*What you have to do*
If a line of the records contains the string "image", copy it out.

*** Recorded information ***

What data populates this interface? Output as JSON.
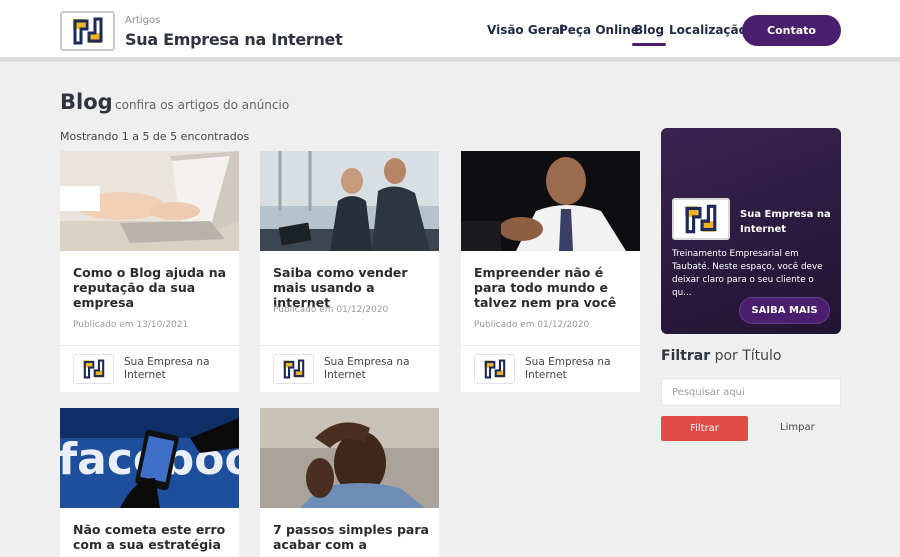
{
  "header": {
    "brand_sub": "Artigos",
    "brand_title": "Sua Empresa na Internet",
    "nav": [
      "Visão Geral",
      "Peça Online",
      "Blog",
      "Localização"
    ],
    "active_nav": "Blog",
    "contact_label": "Contato"
  },
  "page": {
    "title": "Blog",
    "subtitle": "confira os artigos do anúncio",
    "count_text": "Mostrando 1 a 5 de 5 encontrados"
  },
  "cards": [
    {
      "title": "Como o Blog ajuda na reputação da sua empresa",
      "date": "Publicado em 13/10/2021",
      "author": "Sua Empresa na Internet",
      "image": "laptop-hands-image"
    },
    {
      "title": "Saiba como vender mais usando a internet",
      "date": "Publicado em 01/12/2020",
      "author": "Sua Empresa na Internet",
      "image": "business-meeting-image"
    },
    {
      "title": "Empreender não é para todo mundo e talvez nem pra você",
      "date": "Publicado em 01/12/2020",
      "author": "Sua Empresa na Internet",
      "image": "businessman-pointing-image"
    },
    {
      "title": "Não cometa este erro com a sua estratégia",
      "image": "facebook-phone-image"
    },
    {
      "title": "7 passos simples para acabar com a",
      "image": "stressed-man-image"
    }
  ],
  "sidebar": {
    "promo_name": "Sua Empresa na Internet",
    "promo_text": "Treinamento Empresarial em Taubaté. Neste espaço, você deve deixar claro para o seu cliente o qu...",
    "promo_button": "SAIBA MAIS",
    "filter_title_bold": "Filtrar",
    "filter_title_rest": "por Título",
    "search_placeholder": "Pesquisar aqui",
    "filter_button": "Filtrar",
    "clear_button": "Limpar"
  },
  "colors": {
    "accent": "#4a1f6e",
    "filter_button": "#e14d45",
    "logo_yellow": "#f2b51f",
    "logo_navy": "#1f2a5c"
  }
}
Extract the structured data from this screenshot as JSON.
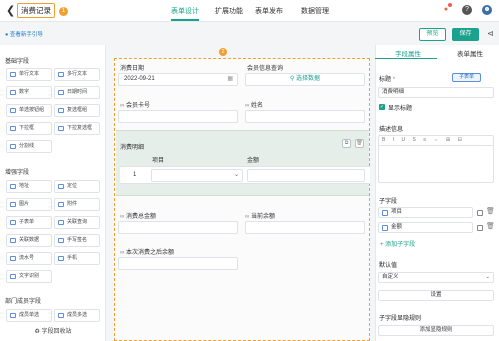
{
  "header": {
    "record_title": "消费记录",
    "marker1": "1",
    "tabs": [
      "表单设计",
      "扩展功能",
      "表单发布",
      "数据管理"
    ],
    "active_tab_color": "#1aa28e",
    "icons": [
      "bell-icon",
      "help-icon",
      "user-avatar"
    ]
  },
  "subbar": {
    "guide_text": "查看新手引导",
    "preview_label": "预览",
    "save_label": "保存",
    "share_icon": "share-icon"
  },
  "left_panel": {
    "sections": [
      {
        "title": "基础字段",
        "items": [
          "单行文本",
          "多行文本",
          "数字",
          "日期时间",
          "单选按钮组",
          "复选框组",
          "下拉框",
          "下拉复选框",
          "分割线"
        ]
      },
      {
        "title": "增强字段",
        "items": [
          "地址",
          "定位",
          "图片",
          "附件",
          "子表单",
          "关联查询",
          "关联数据",
          "手写签名",
          "流水号",
          "手机",
          "文字识别"
        ]
      },
      {
        "title": "部门成员字段",
        "items": [
          "成员单选",
          "成员多选"
        ]
      }
    ],
    "recycle_label": "字段回收站"
  },
  "canvas": {
    "marker2": "2",
    "date_label": "消费日期",
    "date_value": "2022-09-21",
    "member_query_label": "会员信息查询",
    "select_data_label": "选择数据",
    "card_label": "会员卡号",
    "name_label": "姓名",
    "detail_label": "消费明细",
    "detail_columns": [
      "项目",
      "金额"
    ],
    "detail_row_index": "1",
    "total_label": "消费总金额",
    "balance_label": "当前余额",
    "after_balance_label": "本次消费之后余额"
  },
  "right_panel": {
    "tabs": [
      "字段属性",
      "表单属性"
    ],
    "title_label": "标题",
    "title_tag": "子表单",
    "title_value": "消费明细",
    "show_title_label": "显示标题",
    "desc_label": "描述信息",
    "desc_toolbar": "B I U S ≡ ⇔ ⊞ ⊟",
    "subfields_label": "子字段",
    "subfields": [
      "项目",
      "金额"
    ],
    "add_subfield_label": "+ 添加子字段",
    "default_label": "默认值",
    "default_value": "自定义",
    "settings_label": "设置",
    "display_rule_label": "子字段显隐规则",
    "add_rule_label": "添加显隐规则"
  }
}
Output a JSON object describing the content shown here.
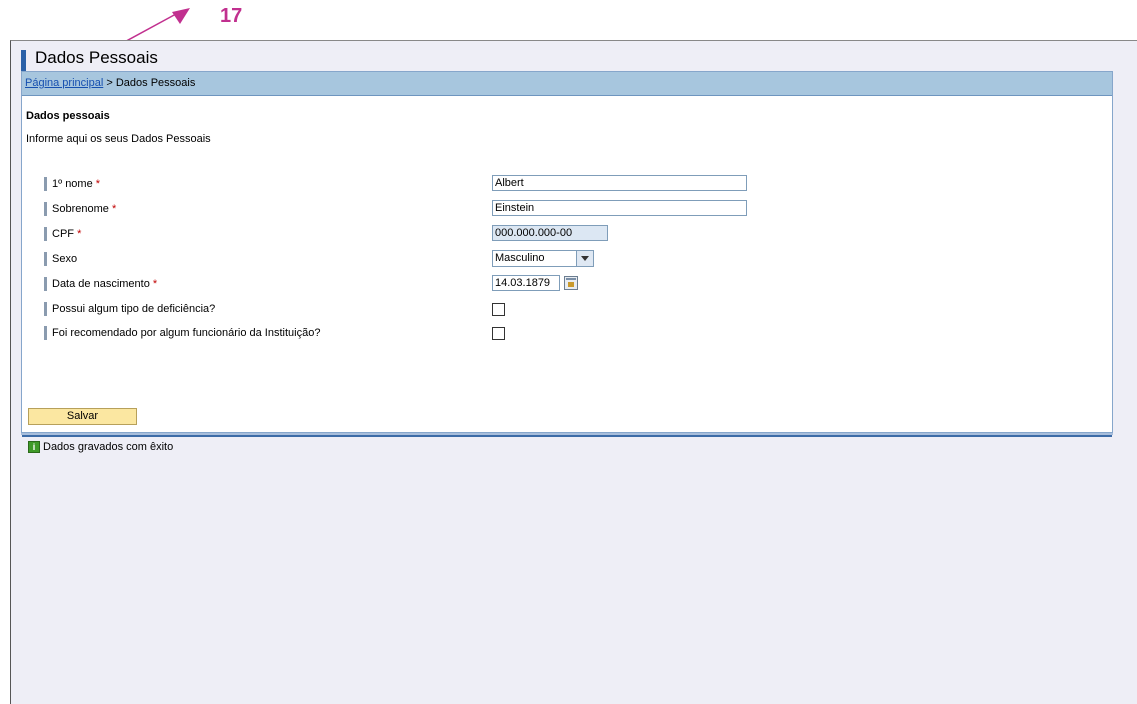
{
  "annotation": {
    "number": "17"
  },
  "header": {
    "title": "Dados Pessoais"
  },
  "breadcrumb": {
    "home": "Página principal",
    "separator": ">",
    "current": "Dados Pessoais"
  },
  "section": {
    "title": "Dados pessoais",
    "description": "Informe aqui os seus Dados Pessoais"
  },
  "form": {
    "required_marker": "*",
    "first_name": {
      "label": "1º nome",
      "value": "Albert"
    },
    "last_name": {
      "label": "Sobrenome",
      "value": "Einstein"
    },
    "cpf": {
      "label": "CPF",
      "value": "000.000.000-00"
    },
    "sex": {
      "label": "Sexo",
      "value": "Masculino"
    },
    "birth_date": {
      "label": "Data de nascimento",
      "value": "14.03.1879"
    },
    "disability": {
      "label": "Possui algum tipo de deficiência?",
      "checked": false
    },
    "recommended": {
      "label": "Foi recomendado por algum funcionário da Instituição?",
      "checked": false
    }
  },
  "actions": {
    "save_label": "Salvar"
  },
  "status": {
    "message": "Dados gravados com êxito",
    "icon": "info-icon"
  },
  "colors": {
    "accent": "#2b61a8",
    "breadcrumb_bg": "#a7c6de",
    "annotation": "#c1308f",
    "button": "#fbe7a1"
  }
}
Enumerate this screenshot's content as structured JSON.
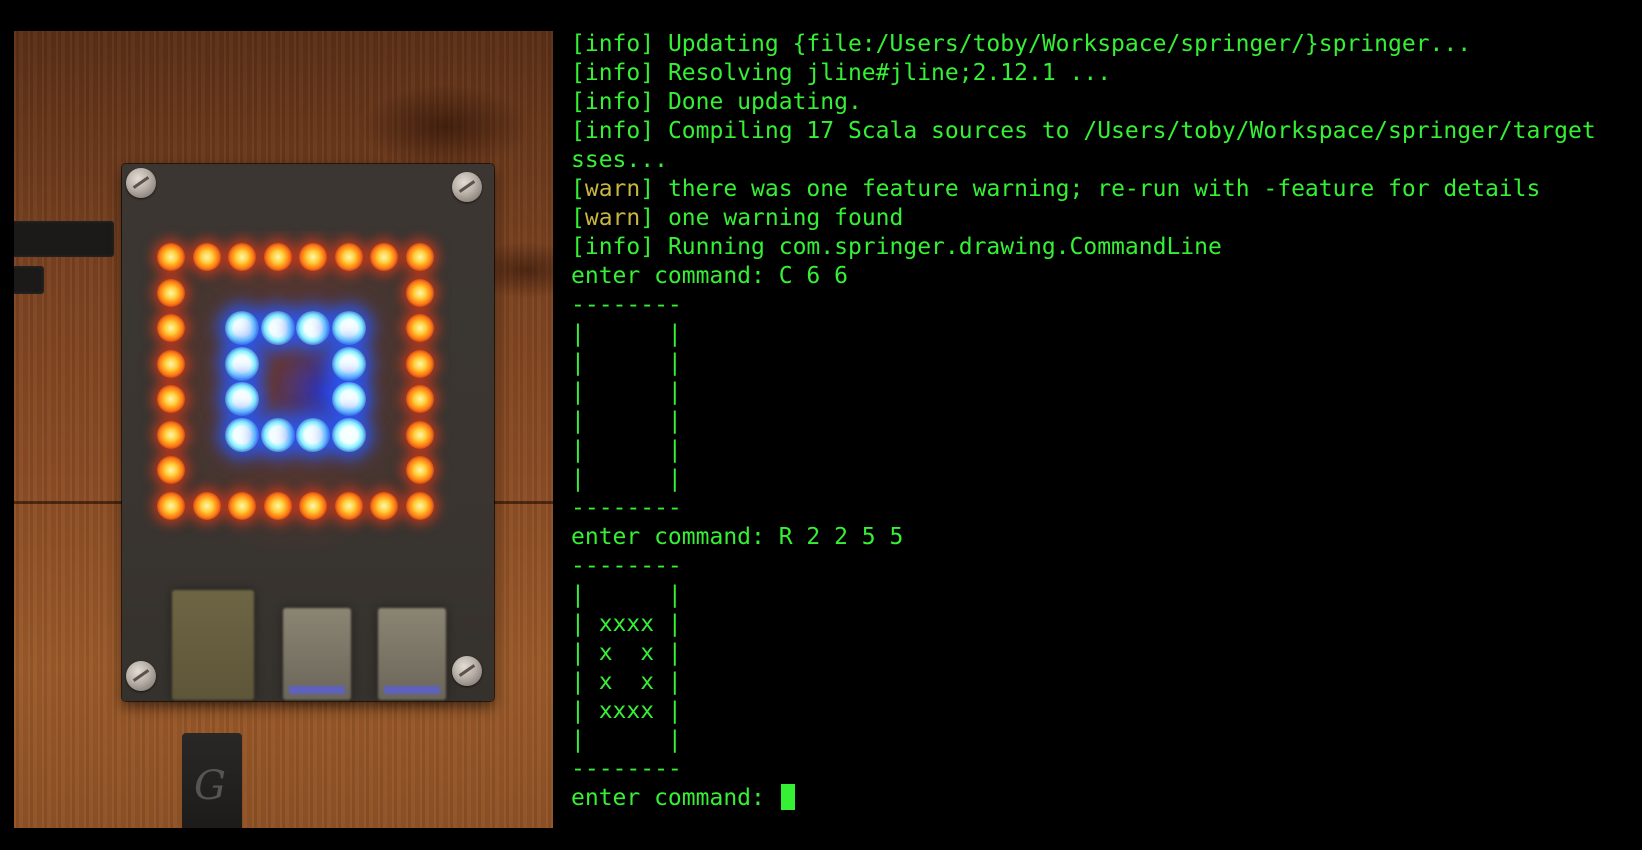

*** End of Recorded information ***

*Response to the task*
      "image": "laptop-hands-image"
      "image": "business-meeting-image"
      "image": "businessman-pointing-image"
      "image": "facebook-phone-image"
      "image": "stressed-man-image"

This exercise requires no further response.